for Farmville is unclear. A rural town in the rolling hills of central Virginia, it is home to 7,000 residents (with a median household income just over $26,000) and a withering manufacturing industry. In a clearing just off a main drag, construction is underway on a 1,040-bed facility that investors are hoping will become the largest immigrant detention facility in the mid-Atlantic. If ICE approves the site when it's finished, the facility could generate millions of dollars in profit, as well as hundreds of thousands in taxes for city and county coffers, and new jobs for residents.The project is not without opposition.
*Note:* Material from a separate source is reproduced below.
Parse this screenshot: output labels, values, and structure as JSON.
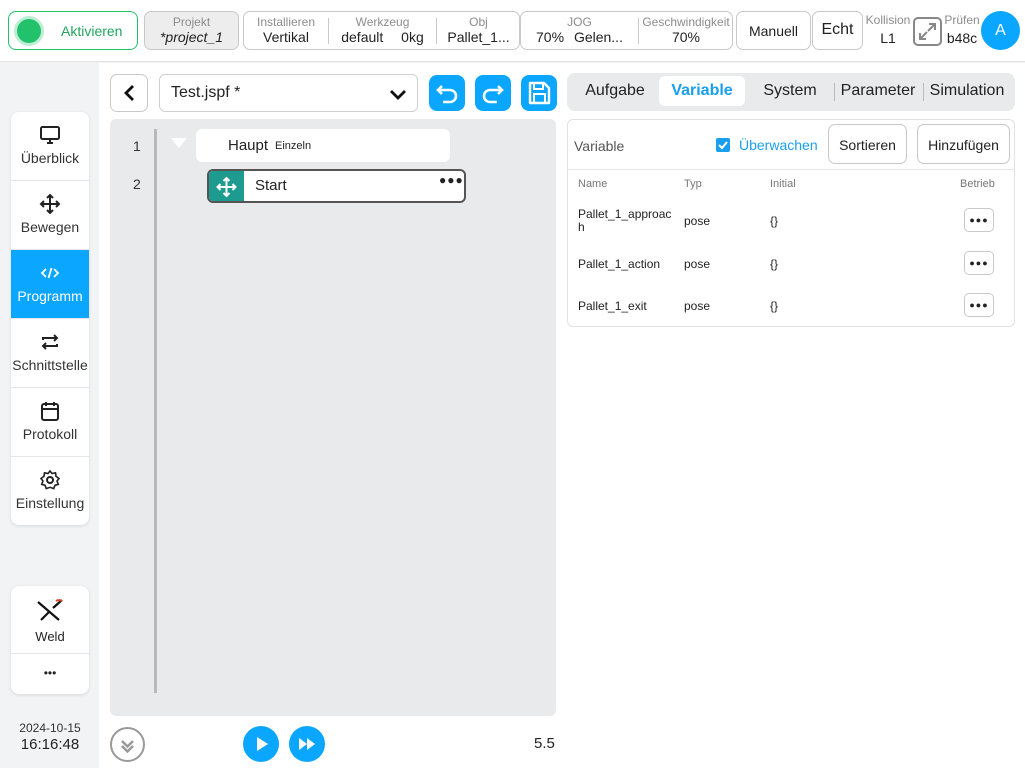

Armed with research from Washington State University on the debilitating effects prison projects have on local economies, community organizer Jeff Winder has been speaking at town council meetings, distributing flyers at the town Christmas parade, and organizing protests, including a vigil for Abdoulai Sall and Guido Newbrough in early December.Winder takes issue with the fact that the investors behind the new private detention facility have no experience in caring for detainees. They've promised to build a facility that benefits from economies of scale, offering better conditions for detainees at a lower cost to taxpayers. Neither argument has managed to dissuade Winder. "When we talk about turning over prisons to free market principles, you can see where that got Wall Street," he said. "We're going to have private shareholders making profit and lobbying for more criminal legislation and penalties. For them its just dollars and cents but the human cost is incredible."Jack Newbrough, who has filed a lawsuit for wrongful death, agrees. "That was my son. He didn't deserve that," he says. "Nobody in this country deserves that."After large-scale transfers in recent weeks, Piedmont is housing only around 60 immigrant detainees (down from 300). Immigration officials have denied that the transfers have anything to do with the investigation underway into Newbrough's death.I wrote ICE spokesperson Cori Bassett for an explanation as to why detainees were not removed from Piedmont jail after the investigation into Sall's death determined that "the facility has failed on multiple levels to perform basic supervisions and provide for the safety and welfare of ICE detainees."She replied: "Among ICE's highest priorities is to ensure safe, humane conditions of confinement for those in our custody. We make every effort to enforce all existing standards and, whenever possible, to improve upon them. When we find that standards are not being met, we take immediate action to correct deficiencies and when we believe that the deficiencies cannot be corrected, we take action to relocate our detainees to other facilities."In response to my question of whether ICE is in the process of removing all detainees or canceling its contract with the jail, she replied: "The investigation remains ongoing and it would not be appropriate to comment further until the investigation is completed."Images courtesy of William Wheeler.